§ THE PROBLEM
Return every line from the records below in which the word "replies" is found.

TASK DATA Block Start

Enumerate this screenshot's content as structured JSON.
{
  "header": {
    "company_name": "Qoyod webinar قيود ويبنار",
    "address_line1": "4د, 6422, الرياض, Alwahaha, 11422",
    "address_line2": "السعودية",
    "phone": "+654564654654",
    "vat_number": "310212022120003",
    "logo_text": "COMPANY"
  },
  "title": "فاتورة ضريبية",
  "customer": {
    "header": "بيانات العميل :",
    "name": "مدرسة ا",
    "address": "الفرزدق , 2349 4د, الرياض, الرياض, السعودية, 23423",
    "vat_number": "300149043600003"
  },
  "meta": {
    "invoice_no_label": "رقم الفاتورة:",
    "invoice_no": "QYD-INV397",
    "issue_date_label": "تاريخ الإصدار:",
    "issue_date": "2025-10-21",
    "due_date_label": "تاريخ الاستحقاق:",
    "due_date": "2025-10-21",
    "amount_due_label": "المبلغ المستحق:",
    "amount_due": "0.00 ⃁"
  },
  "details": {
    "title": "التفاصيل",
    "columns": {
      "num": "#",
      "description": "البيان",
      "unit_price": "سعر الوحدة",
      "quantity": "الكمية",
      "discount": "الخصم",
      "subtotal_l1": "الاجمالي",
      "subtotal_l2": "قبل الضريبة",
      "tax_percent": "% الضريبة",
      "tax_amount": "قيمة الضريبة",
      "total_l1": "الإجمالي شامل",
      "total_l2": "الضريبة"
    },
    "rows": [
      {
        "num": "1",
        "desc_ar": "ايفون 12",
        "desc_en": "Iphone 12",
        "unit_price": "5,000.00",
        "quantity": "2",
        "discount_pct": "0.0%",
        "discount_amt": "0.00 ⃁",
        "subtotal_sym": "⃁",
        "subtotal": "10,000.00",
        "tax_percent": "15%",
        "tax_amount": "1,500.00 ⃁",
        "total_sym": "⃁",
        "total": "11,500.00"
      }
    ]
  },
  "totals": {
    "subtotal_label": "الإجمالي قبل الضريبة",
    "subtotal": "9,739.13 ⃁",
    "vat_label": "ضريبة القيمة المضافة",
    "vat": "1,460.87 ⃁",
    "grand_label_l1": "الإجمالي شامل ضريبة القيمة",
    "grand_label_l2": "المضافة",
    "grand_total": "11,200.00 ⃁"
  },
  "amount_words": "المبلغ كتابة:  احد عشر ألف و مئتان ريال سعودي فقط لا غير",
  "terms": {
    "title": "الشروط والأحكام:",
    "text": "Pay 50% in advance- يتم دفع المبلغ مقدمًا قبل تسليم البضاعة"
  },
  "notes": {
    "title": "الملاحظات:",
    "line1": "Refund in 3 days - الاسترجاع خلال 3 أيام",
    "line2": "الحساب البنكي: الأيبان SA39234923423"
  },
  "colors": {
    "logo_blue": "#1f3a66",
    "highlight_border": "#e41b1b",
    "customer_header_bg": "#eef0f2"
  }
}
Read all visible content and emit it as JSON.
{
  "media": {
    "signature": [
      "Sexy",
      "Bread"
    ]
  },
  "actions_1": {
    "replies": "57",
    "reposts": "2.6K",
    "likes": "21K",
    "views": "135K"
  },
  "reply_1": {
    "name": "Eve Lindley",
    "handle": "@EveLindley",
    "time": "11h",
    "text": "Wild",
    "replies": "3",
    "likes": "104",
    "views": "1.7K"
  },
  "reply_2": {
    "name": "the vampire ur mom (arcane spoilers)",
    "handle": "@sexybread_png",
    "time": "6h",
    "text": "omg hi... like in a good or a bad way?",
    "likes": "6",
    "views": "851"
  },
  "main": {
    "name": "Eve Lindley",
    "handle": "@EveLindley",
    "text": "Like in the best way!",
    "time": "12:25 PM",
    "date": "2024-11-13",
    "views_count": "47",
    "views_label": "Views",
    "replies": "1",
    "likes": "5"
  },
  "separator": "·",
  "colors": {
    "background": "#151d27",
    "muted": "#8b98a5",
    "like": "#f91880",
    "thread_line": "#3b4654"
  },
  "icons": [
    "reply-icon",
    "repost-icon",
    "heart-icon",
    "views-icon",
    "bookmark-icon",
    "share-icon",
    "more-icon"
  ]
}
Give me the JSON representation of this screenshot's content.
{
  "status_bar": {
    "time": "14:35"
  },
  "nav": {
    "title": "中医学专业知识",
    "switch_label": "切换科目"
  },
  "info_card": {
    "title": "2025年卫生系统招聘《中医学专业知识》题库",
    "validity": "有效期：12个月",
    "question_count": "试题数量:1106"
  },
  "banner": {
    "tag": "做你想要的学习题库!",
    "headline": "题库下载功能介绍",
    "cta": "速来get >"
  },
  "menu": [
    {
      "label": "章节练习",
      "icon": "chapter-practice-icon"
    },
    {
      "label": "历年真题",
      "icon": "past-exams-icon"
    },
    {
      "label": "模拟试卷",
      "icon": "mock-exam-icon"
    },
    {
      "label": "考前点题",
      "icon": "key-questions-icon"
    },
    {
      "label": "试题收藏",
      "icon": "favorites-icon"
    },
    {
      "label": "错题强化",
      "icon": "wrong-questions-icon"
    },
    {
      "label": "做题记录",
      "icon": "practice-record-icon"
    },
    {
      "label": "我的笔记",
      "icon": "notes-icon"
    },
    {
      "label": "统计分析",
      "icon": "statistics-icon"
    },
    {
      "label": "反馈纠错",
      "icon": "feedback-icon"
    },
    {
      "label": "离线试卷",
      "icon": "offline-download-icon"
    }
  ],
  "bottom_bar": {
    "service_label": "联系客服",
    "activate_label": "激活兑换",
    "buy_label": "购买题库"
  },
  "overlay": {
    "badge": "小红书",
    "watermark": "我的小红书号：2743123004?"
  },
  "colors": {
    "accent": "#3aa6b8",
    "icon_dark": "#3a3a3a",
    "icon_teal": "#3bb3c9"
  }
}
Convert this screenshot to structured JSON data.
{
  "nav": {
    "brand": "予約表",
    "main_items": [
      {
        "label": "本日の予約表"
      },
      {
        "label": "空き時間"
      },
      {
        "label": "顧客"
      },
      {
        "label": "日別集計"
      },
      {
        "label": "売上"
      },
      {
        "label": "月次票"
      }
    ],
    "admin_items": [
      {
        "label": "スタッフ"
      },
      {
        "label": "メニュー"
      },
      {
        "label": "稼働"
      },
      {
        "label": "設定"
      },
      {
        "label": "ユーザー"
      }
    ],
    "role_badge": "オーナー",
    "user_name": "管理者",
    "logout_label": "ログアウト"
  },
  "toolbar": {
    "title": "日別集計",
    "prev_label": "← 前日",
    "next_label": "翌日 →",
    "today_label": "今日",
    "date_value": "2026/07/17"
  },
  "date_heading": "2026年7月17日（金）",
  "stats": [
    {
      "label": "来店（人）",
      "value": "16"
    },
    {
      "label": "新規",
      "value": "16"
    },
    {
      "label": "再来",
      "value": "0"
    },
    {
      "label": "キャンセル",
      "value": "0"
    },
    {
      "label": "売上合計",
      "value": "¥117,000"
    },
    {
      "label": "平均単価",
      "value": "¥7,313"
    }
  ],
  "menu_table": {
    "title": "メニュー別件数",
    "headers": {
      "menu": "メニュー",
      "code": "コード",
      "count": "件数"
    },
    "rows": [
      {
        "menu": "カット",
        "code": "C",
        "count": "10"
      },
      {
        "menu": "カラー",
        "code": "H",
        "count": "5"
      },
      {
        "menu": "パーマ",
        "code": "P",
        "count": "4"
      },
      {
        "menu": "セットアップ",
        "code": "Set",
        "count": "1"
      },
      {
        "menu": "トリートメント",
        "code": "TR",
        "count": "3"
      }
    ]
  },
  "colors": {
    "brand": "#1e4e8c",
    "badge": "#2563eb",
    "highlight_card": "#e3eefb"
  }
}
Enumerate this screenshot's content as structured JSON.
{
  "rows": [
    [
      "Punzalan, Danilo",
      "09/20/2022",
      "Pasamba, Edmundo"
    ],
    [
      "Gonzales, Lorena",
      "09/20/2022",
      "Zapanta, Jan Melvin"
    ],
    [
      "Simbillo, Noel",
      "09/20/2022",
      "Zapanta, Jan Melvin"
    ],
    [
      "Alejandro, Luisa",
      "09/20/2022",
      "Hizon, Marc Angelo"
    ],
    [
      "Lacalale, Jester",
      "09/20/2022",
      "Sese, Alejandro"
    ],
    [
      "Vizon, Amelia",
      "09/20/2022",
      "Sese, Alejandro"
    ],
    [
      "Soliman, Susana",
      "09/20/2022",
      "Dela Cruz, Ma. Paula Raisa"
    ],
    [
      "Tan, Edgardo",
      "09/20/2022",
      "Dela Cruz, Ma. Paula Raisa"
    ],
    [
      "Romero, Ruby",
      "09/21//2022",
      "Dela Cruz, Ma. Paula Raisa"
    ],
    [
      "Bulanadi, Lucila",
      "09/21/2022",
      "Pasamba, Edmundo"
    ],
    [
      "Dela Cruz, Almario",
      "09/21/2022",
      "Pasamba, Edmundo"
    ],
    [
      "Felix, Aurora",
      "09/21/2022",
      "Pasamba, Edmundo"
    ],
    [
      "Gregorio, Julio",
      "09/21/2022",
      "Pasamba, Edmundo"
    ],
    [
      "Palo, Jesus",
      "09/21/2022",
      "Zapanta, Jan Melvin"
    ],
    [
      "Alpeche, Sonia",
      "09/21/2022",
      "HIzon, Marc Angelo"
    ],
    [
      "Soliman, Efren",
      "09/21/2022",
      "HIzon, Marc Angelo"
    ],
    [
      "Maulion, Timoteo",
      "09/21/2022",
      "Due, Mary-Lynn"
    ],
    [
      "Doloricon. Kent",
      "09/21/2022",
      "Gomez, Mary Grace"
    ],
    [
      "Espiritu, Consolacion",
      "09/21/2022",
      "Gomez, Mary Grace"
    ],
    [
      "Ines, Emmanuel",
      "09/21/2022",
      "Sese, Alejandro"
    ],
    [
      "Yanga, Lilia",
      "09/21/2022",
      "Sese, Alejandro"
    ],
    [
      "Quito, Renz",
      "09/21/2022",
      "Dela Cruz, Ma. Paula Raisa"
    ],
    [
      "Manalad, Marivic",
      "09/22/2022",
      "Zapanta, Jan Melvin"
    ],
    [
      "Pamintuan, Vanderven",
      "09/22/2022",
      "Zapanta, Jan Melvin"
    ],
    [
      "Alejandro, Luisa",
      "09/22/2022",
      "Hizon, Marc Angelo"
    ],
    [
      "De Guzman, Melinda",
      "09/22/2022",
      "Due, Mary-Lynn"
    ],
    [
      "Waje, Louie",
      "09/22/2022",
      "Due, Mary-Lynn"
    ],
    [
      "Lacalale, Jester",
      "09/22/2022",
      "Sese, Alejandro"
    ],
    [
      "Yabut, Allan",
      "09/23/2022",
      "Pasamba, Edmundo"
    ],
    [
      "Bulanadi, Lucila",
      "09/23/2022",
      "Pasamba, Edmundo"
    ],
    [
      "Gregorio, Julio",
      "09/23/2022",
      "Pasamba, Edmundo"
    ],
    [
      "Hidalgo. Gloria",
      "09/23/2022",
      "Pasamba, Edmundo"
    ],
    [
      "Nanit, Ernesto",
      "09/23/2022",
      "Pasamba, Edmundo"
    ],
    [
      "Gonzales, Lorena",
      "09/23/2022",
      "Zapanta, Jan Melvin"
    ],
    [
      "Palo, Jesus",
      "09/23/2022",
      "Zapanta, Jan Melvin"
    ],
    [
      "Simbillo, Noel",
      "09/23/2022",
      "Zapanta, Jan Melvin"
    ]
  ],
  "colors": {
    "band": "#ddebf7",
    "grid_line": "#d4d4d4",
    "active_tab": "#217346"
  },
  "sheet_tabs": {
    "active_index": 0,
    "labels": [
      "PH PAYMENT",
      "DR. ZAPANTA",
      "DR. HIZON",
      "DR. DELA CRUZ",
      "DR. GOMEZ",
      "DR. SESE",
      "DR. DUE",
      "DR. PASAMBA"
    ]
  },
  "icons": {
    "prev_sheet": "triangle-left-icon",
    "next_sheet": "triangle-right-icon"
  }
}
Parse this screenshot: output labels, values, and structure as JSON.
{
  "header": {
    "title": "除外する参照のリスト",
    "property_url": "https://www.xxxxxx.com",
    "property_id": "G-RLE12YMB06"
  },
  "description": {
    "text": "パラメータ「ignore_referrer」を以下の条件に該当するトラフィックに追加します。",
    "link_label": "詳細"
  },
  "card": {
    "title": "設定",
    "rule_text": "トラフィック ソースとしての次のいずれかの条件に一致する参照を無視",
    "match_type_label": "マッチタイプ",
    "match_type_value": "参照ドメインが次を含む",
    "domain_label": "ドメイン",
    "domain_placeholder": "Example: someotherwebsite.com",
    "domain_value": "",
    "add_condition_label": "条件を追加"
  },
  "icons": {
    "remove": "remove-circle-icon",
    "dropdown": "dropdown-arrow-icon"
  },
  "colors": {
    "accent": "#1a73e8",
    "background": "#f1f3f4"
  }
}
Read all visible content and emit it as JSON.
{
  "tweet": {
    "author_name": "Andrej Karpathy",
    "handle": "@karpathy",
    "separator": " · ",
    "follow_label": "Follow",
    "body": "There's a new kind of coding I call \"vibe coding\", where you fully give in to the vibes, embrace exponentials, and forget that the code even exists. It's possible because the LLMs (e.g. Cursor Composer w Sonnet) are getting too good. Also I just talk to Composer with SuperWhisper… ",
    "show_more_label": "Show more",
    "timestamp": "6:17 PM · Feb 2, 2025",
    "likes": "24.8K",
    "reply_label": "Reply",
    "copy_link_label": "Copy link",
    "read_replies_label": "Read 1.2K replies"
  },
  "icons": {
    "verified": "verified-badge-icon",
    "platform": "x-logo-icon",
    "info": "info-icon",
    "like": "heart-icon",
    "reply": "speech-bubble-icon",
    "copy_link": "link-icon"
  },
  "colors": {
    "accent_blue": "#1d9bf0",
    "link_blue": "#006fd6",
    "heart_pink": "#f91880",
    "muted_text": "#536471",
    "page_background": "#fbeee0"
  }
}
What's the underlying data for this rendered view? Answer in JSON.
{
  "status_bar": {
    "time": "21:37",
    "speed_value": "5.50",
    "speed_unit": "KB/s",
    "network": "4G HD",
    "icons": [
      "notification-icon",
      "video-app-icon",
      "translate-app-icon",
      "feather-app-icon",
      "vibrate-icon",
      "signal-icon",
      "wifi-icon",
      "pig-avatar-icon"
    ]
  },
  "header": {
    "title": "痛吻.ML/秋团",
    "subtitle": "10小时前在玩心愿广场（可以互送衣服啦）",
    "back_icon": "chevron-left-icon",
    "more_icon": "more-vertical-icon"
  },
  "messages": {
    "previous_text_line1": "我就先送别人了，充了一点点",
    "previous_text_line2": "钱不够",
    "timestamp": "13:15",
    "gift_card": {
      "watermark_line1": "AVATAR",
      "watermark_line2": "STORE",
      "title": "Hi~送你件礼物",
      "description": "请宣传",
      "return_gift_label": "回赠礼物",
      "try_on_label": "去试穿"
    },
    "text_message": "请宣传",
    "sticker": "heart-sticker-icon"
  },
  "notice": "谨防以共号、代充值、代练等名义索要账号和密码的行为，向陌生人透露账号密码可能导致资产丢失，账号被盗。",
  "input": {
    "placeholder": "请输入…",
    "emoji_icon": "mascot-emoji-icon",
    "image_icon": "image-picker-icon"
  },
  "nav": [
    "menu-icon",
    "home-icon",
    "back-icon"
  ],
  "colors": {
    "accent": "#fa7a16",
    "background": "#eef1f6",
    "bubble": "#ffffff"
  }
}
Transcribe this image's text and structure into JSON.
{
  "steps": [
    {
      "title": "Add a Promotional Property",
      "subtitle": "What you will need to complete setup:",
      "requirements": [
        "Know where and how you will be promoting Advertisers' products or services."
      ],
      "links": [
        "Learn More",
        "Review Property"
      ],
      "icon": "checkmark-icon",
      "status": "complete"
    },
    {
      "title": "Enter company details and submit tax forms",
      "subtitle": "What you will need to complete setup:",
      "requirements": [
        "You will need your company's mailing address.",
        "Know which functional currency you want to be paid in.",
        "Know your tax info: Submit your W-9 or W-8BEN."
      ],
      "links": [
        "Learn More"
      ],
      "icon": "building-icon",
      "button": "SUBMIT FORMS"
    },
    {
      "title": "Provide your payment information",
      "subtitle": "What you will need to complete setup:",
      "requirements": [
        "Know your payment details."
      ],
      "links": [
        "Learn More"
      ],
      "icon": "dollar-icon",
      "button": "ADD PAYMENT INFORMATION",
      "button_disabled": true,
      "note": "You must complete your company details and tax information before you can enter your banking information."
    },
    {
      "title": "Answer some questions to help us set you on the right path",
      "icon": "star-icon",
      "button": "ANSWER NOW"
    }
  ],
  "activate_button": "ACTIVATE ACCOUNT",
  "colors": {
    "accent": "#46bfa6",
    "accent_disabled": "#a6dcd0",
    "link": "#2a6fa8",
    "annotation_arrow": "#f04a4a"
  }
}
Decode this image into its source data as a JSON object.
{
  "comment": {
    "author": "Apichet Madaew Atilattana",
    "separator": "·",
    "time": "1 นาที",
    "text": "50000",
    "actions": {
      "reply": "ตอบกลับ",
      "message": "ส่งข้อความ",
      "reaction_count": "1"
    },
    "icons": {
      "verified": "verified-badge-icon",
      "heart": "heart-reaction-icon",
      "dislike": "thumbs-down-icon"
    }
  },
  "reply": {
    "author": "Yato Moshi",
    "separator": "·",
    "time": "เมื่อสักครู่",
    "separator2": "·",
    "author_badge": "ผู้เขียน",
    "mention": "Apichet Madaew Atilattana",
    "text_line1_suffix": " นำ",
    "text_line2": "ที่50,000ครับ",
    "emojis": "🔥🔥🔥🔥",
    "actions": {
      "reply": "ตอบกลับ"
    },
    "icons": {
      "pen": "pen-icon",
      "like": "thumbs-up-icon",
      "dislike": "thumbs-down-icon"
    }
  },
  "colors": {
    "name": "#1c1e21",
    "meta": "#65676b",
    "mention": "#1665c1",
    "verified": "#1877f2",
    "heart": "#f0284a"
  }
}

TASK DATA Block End

§ ANSWER BELOW
    "replies": "57",
    "replies": "3",
    "replies": "1",
    "read_replies_label": "Read 1.2K replies"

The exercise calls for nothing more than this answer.